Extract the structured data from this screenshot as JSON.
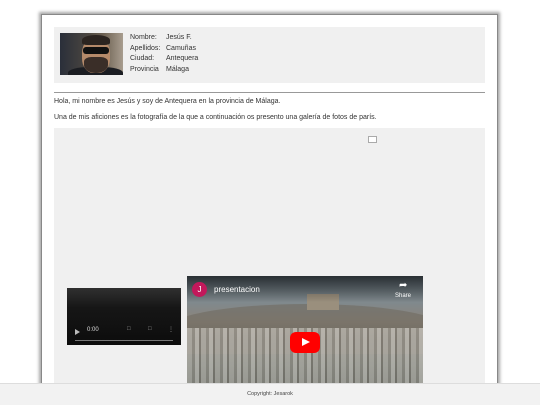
{
  "profile": {
    "rows": [
      {
        "label": "Nombre:",
        "value": "Jesús F."
      },
      {
        "label": "Apellidos:",
        "value": "Camuñas"
      },
      {
        "label": "Ciudad:",
        "value": "Antequera"
      },
      {
        "label": "Provincia",
        "value": "Málaga"
      }
    ]
  },
  "content": {
    "intro": "Hola, mi nombre es Jesús y soy de Antequera en la provincia de Málaga.",
    "hobby": "Una de mis aficiones es la fotografía de la que a continuación os presento una galería de fotos de parís."
  },
  "video_player": {
    "time": "0:00"
  },
  "youtube": {
    "channel_initial": "J",
    "title": "presentacion",
    "share_label": "Share"
  },
  "footer": {
    "copyright": "Copyright: Jesarok"
  },
  "colors": {
    "panel_bg": "#f0f0f0",
    "youtube_red": "#ff0000",
    "channel_avatar": "#c2185b"
  },
  "icons": {
    "play": "play-icon",
    "mute": "volume-icon",
    "fullscreen": "fullscreen-icon",
    "menu": "more-options-icon",
    "share": "share-icon"
  }
}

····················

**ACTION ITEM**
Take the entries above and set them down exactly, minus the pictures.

**THE ANSWER**
Extract the structured data from this screenshot as JSON.
{
  "profile": {
    "rows": [
      {
        "label": "Nombre:",
        "value": "Jesús F."
      },
      {
        "label": "Apellidos:",
        "value": "Camuñas"
      },
      {
        "label": "Ciudad:",
        "value": "Antequera"
      },
      {
        "label": "Provincia",
        "value": "Málaga"
      }
    ]
  },
  "content": {
    "intro": "Hola, mi nombre es Jesús y soy de Antequera en la provincia de Málaga.",
    "hobby": "Una de mis aficiones es la fotografía de la que a continuación os presento una galería de fotos de parís."
  },
  "video_player": {
    "time": "0:00"
  },
  "youtube": {
    "channel_initial": "J",
    "title": "presentacion",
    "share_label": "Share"
  },
  "footer": {
    "copyright": "Copyright: Jesarok"
  },
  "colors": {
    "panel_bg": "#f0f0f0",
    "youtube_red": "#ff0000",
    "channel_avatar": "#c2185b"
  },
  "icons": {
    "play": "play-icon",
    "mute": "volume-icon",
    "fullscreen": "fullscreen-icon",
    "menu": "more-options-icon",
    "share": "share-icon"
  }
}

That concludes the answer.